The evidence presented includes discrepancies between exit polls and actual vote totals; Ohio Secretary of State Ken Blackwell's serving as a Bush campaign official while tasked with certifying Ohio's election results; a Bush fundraiser working for the computerized-voting giant Diebold; allegations that Republicans suppressed turnout in Democratic precincts; and the bitter taste of the Florida controversy of 2000.
But Ohio isn't Florida, and 2004 isn't 2000. Bush may have won closely, but clearly he won. The Left could suffer alienation from the political leadership for four years, but many leftists are obviously unwilling to acknowledge political alienation from their fellow countrymen for any period of time. Bush couldn't have won, they reason, so he must have stolen the election.

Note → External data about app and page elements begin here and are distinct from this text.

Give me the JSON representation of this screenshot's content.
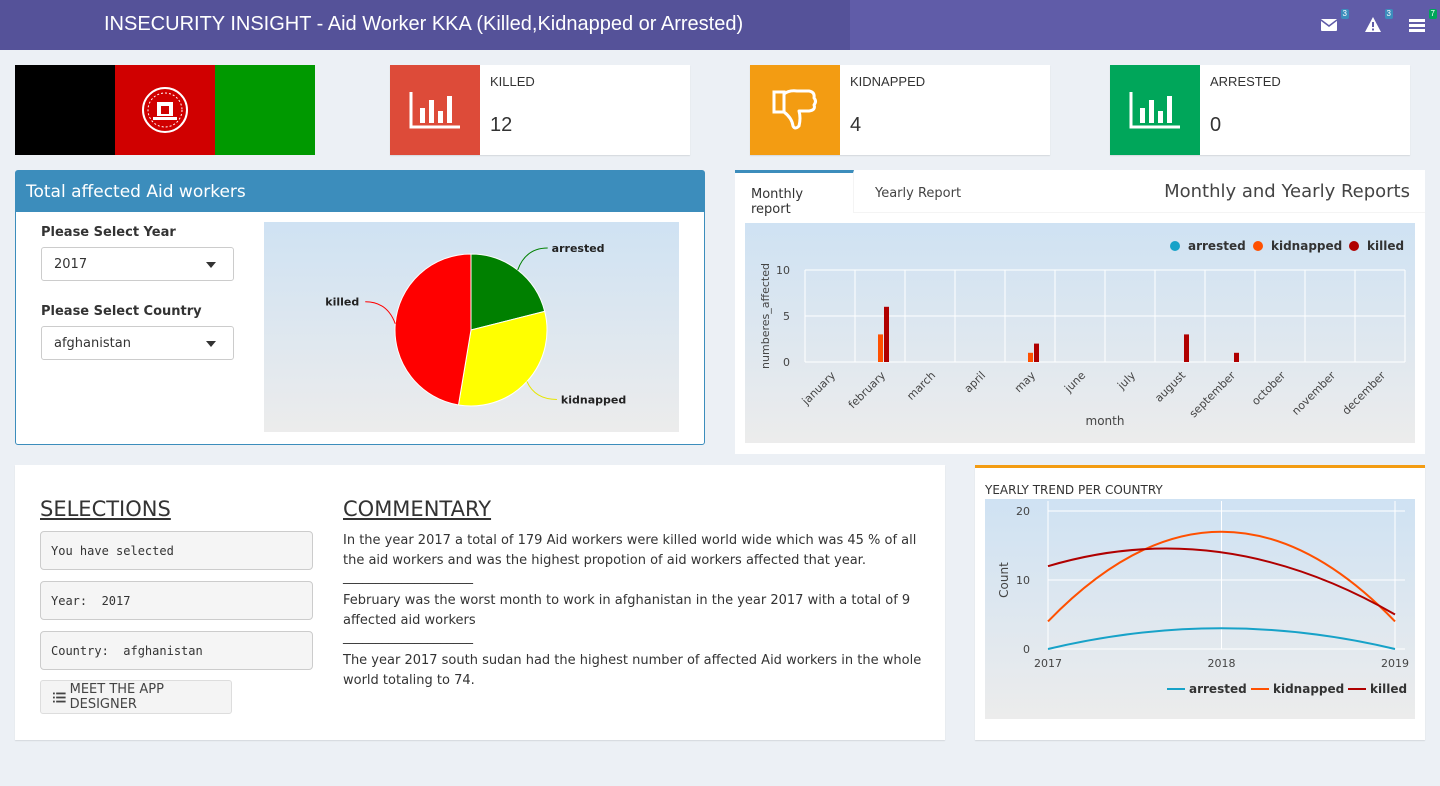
{
  "header": {
    "title": "INSECURITY INSIGHT - Aid Worker KKA (Killed,Kidnapped or Arrested)",
    "messages_badge": "3",
    "notifications_badge": "3",
    "tasks_badge": "7"
  },
  "info_boxes": [
    {
      "label": "KILLED",
      "value": "12",
      "color": "#dd4b39",
      "icon": "bar-chart-icon"
    },
    {
      "label": "KIDNAPPED",
      "value": "4",
      "color": "#f39c12",
      "icon": "thumbs-down-icon"
    },
    {
      "label": "ARRESTED",
      "value": "0",
      "color": "#00a65a",
      "icon": "bar-chart-icon"
    }
  ],
  "affected_box": {
    "title": "Total affected Aid workers",
    "year_label": "Please Select Year",
    "year_value": "2017",
    "country_label": "Please Select Country",
    "country_value": "afghanistan"
  },
  "reports": {
    "tabs": [
      "Monthly report",
      "Yearly Report"
    ],
    "active_tab": "Monthly report",
    "title": "Monthly and Yearly Reports"
  },
  "selections": {
    "heading": "SELECTIONS",
    "line1": "You have selected",
    "line2": "Year:  2017",
    "line3": "Country:  afghanistan",
    "button": "MEET THE APP DESIGNER"
  },
  "commentary": {
    "heading": "COMMENTARY",
    "p1": "In the year 2017 a total of 179 Aid workers were killed world wide which was 45 % of all the aid workers and was the highest propotion of aid workers affected that year.",
    "sep1": "____________________",
    "p2": "February was the worst month to work in afghanistan in the year 2017 with a total of 9 affected aid workers",
    "sep2": "____________________",
    "p3": "The year 2017 south sudan had the highest number of affected Aid workers in the whole world totaling to 74."
  },
  "trend": {
    "title": "YEARLY TREND PER COUNTRY"
  },
  "chart_data": [
    {
      "type": "pie",
      "labels": [
        "arrested",
        "kidnapped",
        "killed"
      ],
      "values": [
        2,
        3,
        4.5
      ],
      "colors": [
        "#008000",
        "#ffff00",
        "#ff0000"
      ]
    },
    {
      "type": "bar",
      "xlabel": "month",
      "ylabel": "numberes_affected",
      "categories": [
        "january",
        "february",
        "march",
        "april",
        "may",
        "june",
        "july",
        "august",
        "september",
        "october",
        "november",
        "december"
      ],
      "ylim": [
        0,
        10
      ],
      "yticks": [
        0,
        5,
        10
      ],
      "legend_position": "top-right",
      "series": [
        {
          "name": "arrested",
          "color": "#17a2c8",
          "values": [
            0,
            0,
            0,
            0,
            0,
            0,
            0,
            0,
            0,
            0,
            0,
            0
          ]
        },
        {
          "name": "kidnapped",
          "color": "#ff5000",
          "values": [
            0,
            3,
            0,
            0,
            1,
            0,
            0,
            0,
            0,
            0,
            0,
            0
          ]
        },
        {
          "name": "killed",
          "color": "#b00000",
          "values": [
            0,
            6,
            0,
            0,
            2,
            0,
            0,
            3,
            1,
            0,
            0,
            0
          ]
        }
      ]
    },
    {
      "type": "line",
      "xlabel": "",
      "ylabel": "Count",
      "x": [
        2017,
        2018,
        2019
      ],
      "ylim": [
        0,
        20
      ],
      "yticks": [
        0,
        10,
        20
      ],
      "legend_position": "bottom-right",
      "series": [
        {
          "name": "arrested",
          "color": "#17a2c8",
          "values": [
            0,
            3,
            0
          ]
        },
        {
          "name": "kidnapped",
          "color": "#ff5000",
          "values": [
            4,
            17,
            4
          ]
        },
        {
          "name": "killed",
          "color": "#b00000",
          "values": [
            12,
            14,
            5
          ]
        }
      ]
    }
  ]
}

Leftists have invested so much in discrediting George W. Bush that their fervor has inhibited their abilities to think rationally. Pre-election taunts of "accidental president" and "re-defeat Bush" allowed the Bush haters to benefit from the illusion that they represented majority opinion. November 2, one might think, would have shattered that illusion. It didn't.
Today's comforting myth is sure to deliver real pain in the future. If one fails to even accept defeat, how can one identify the problems that led to defeat? Since the problems that brought on John Kerry's Election Day loss are in no small part due to the Left, concluding that the Massachusetts senator was never in fact defeated relieves leftists of the necessity to look inward critically.
Not all of the protesters offered such elaborate, self-serving suppositions for why the American people rejected their candidate. Robert Quackenbush of Gainesville, Florida, offered a simpler explanation: "Kerry was so weak."
Thirty-five years ago, Pauline Kael of The New Yorker famously wondered how Richard Nixon could have won reelection when everyone she knew voted for McGovern. Current theories explaining how John Kerry was cheated out of the White House similarly betray more about their exponents than they do about the fairness of the election.
Daniel J. Flynn is author of Intellectual Morons: How Ideology Makes Smart People Fall for Stupid Ideas and the editor of www.flynnfiles.com.
By Daniel J. Flynn
Reprinted with permission from National Review Online